“Scandal or wonderment” — that’s how former West Virginia bishop Michael Bransfield describes the fallout from the misuse of his position.
While he presided over the Diocese of Wheeling-Charleston, Bransfield was living it up on the parishioners’ dime: pouring millions of dollars into personal travel and luxury purchases, spending hundreds of thousands on gifts for other priests.
And yes, those gifts had ulterior motives attached: Some of them went to senior leaders in a bid to buy influence in the region, while others went to younger clerics Bransfield was later accused of sexually harassing.
Rather than stripping Bransfield of his priesthood, Pope Francis elected to write a strongly-worded letter of admonishment with a few weak-tea sanctions tossed in to encourage him to “make personal amends for some of the harm he has caused.”

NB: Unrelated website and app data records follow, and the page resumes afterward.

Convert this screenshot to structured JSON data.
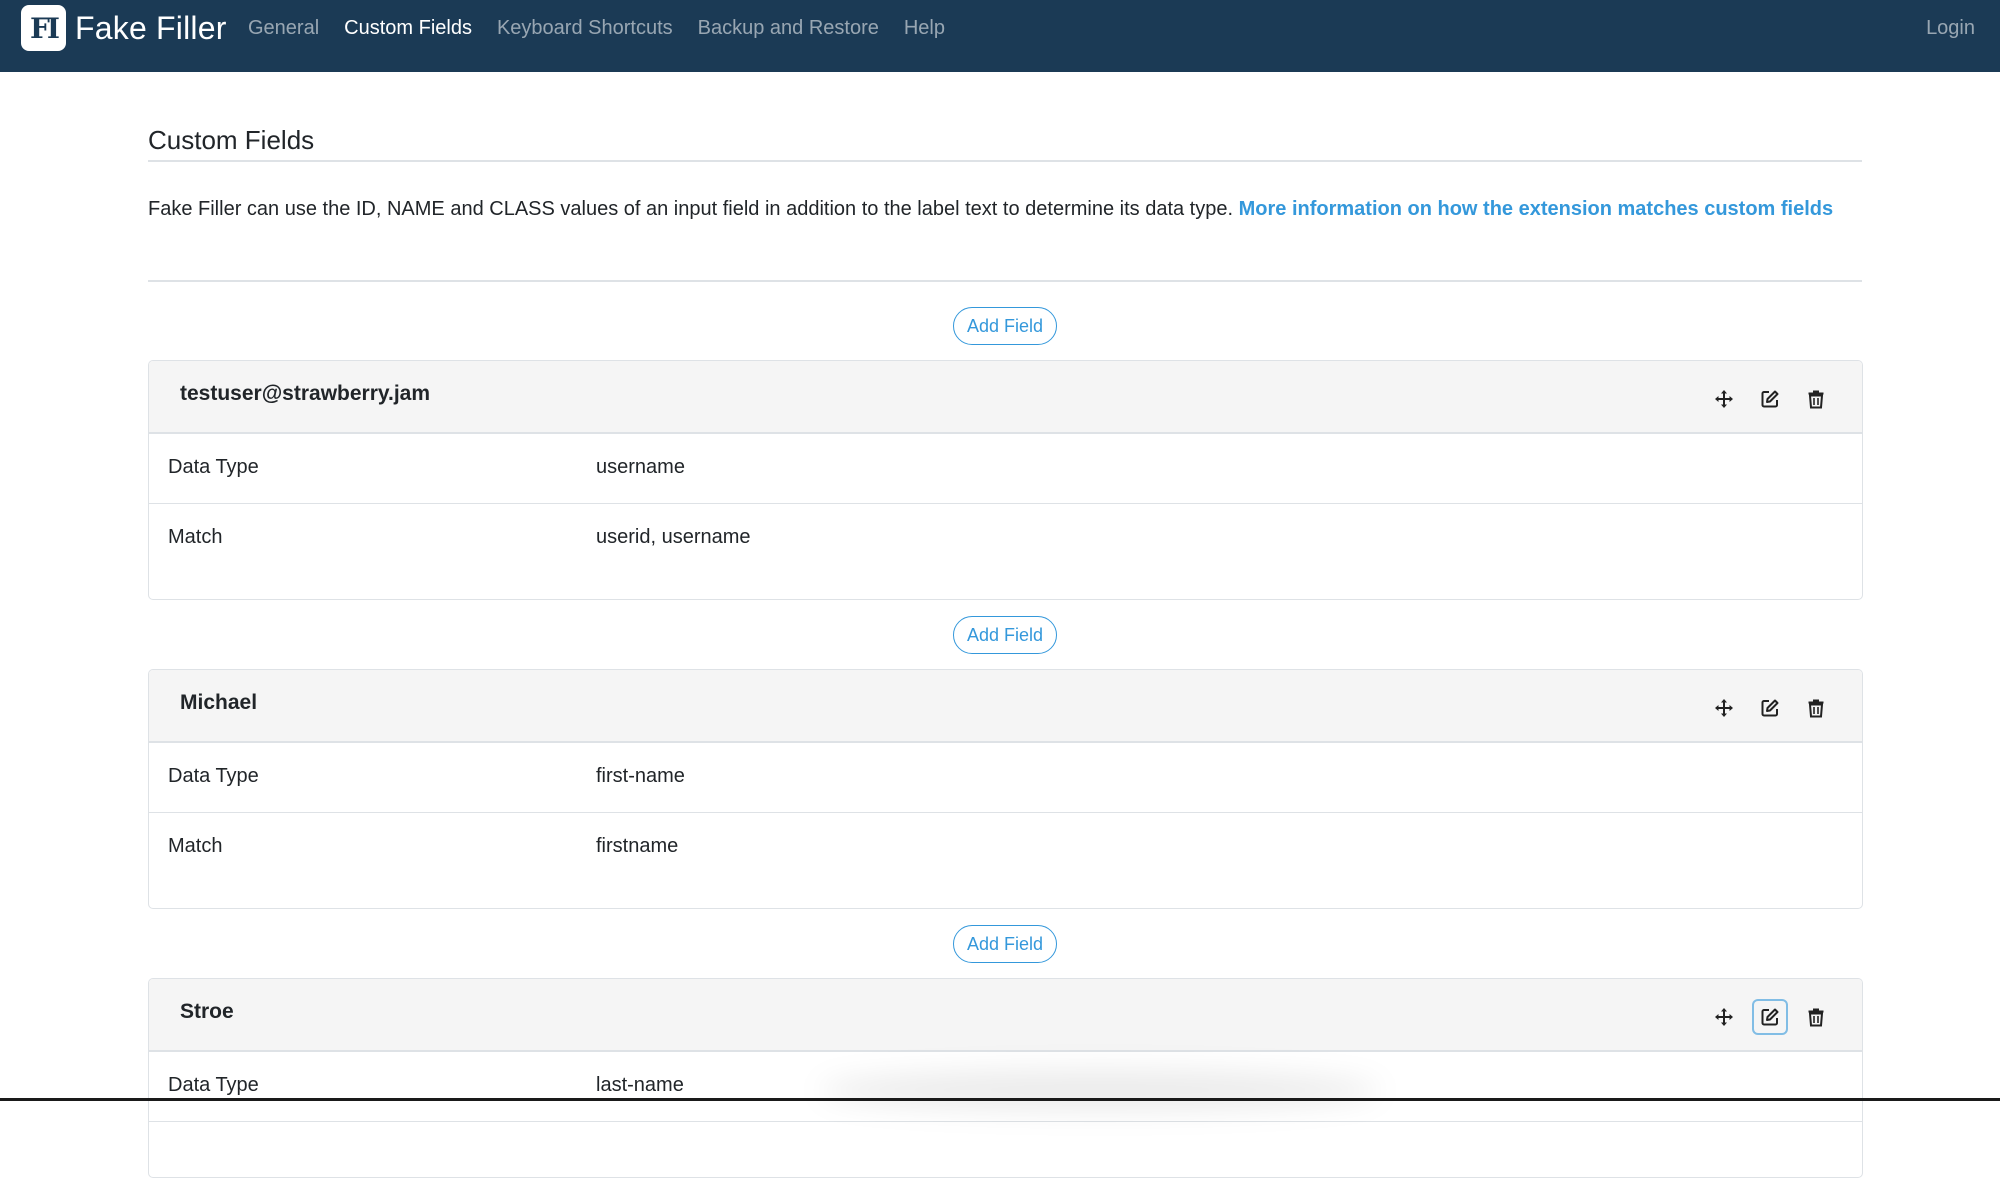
{
  "nav": {
    "logo_text": "FI",
    "brand": "Fake Filler",
    "links": [
      "General",
      "Custom Fields",
      "Keyboard Shortcuts",
      "Backup and Restore",
      "Help"
    ],
    "active": "Custom Fields",
    "login": "Login"
  },
  "page": {
    "title": "Custom Fields",
    "intro_text": "Fake Filler can use the ID, NAME and CLASS values of an input field in addition to the label text to determine its data type. ",
    "intro_link": "More information on how the extension matches custom fields",
    "add_field_label": "Add Field"
  },
  "labels": {
    "data_type": "Data Type",
    "match": "Match"
  },
  "fields": [
    {
      "name": "testuser@strawberry.jam",
      "data_type": "username",
      "match": "userid, username"
    },
    {
      "name": "Michael",
      "data_type": "first-name",
      "match": "firstname"
    },
    {
      "name": "Stroe",
      "data_type": "last-name",
      "match": ""
    }
  ],
  "icons": {
    "move": "move-arrows-icon",
    "edit": "edit-pencil-icon",
    "delete": "trash-icon"
  },
  "colors": {
    "navbar": "#1b3a55",
    "accent": "#3498db",
    "card_header": "#f5f5f5"
  }
}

Now, two years after his original resignation, Bransfield has taken steps towards “a kind of reconciliation” with the Catholics of Wheeling-Charleston, paying back some of the money owed and issuing a tepid apology to the faithful of his diocese.
The letter, dated August 15, amounts to scarcely half a page, and it’s worth breaking down in its shockingly lackluster entirety:
I am writing to apologize for any scandal or wonderment caused by words or actions attributed to me during my tenure as Bishop of the Wheeling-Charleston Diocese.
Note that he doesn’t actually admit to anything he’s done. Everything he’s apologizing for was “attributed” to him. He’s not even willing to validate his victims’ claims that, yes, he wronged them.
First, during my tenure I was reimbursed for certain expenditures that have been called into question as excessive, and I have been advised that I should reimburse a certain amount of money to the Diocese. I have now done so even though I believed that such reimbursements to me were proper.
We’re only three sentences in, and he’s already evaded responsibility for his misconduct twice, even after the Church’s internal investigation showed clear evidence that he used the Diocese’s money for lavish dinners out, vacations, and status-boosting gifts to bishops and cardinals. And that’s to say nothing of the liquor, the purchase and consumption of which led to drunken assaults on seminarians and altar servers.
While it’s true that he did reimburse the Diocese, he’s still a long way from paying back the “certain amount of money” the Church says he owes. The Vatican’s Congregation for Bishops created a repayment structure that sought $792,638 from the former bishop, which would be set aside to fund counseling for sexual abuse victims.
So far, Bransfield has repaid $441,000 — a hefty sum, to be sure, but nowhere near the amount he appropriated, and not enough for Bransfield to fairly say he’s reimbursed the Diocese in the amount advised. Yet his letter certainly seems to imply just that.
But what about that pesky (yet always present) matter of sexual misconduct? Bransfield has something to say about that, too:
There have been allegations that by certain words and actions I have caused certain priests and seminarians to feel sexually harassed. Although that was never my intent, if anything that I said or did caused others to feel that way, then I am profoundly sorry.
In other words, “I’m sorry you were offended.” Classic.
Certain priests and seminarians felt sexually harassed because Bransfield got drunk and sexually harassed them.
Bransfield’s own personal altar server filed suit against him for sexual molestation. The lawsuit calls Bransfield “a sexual predator with lustful disposition toward adolescent males,” and alleges:
Bransfield was known to defendants to drink until he was intoxicated at which point he would engage in grossly inappropriate behavior, including but not limited to making sexually suggestive gestures, hugging, kissing, inappropriately touching and fondling seminarians.
That sort of witness testimony makes Bransfield’s intent seem pretty darn clear — and worlds away from innocent. But still he implies that all the sexual harassment exists only in those young men’s feelings, not as a result of his clear and direct actions.
The disgraced ex-bishop closed off his letter with a curt dismissal that, in light of all that preceded it:
I hope that this letter will help to achieve a kind of reconciliation with the Faithful of the Diocese.
Translation: I hope this will get all of you off my back about this.
The real people who’ve been victimized by priests in the past see right through Bransfield’s kind of non-apology. A statement from the Survivors Network of those Abused by Priests (SNAP) cuts right to the heart of the matter:
A three-paragraph letter cannot absolve the man of the crimes committed, especially when that letter is written more as a defense than a true apology. A true apology from Bransfield would not contain any equivocation or whines about his intent being mis-perceived, but a simple and straightforward acceptance of his wrongdoing. That is not what parishioners in West Virginia received from Bransfield.
It’s worth noting that the non-apology and partial restitution (being reported in headline news as an apology and repayment without qualification) comes less than a week after a flurry of articles appeared in Catholic news media pointing out that Bransfield had gone incommunicado. The whole situation reeks of ineffective damage control.
The Church is lucky to be getting even partial credit on this mess.
(Thanks to Scott for the link)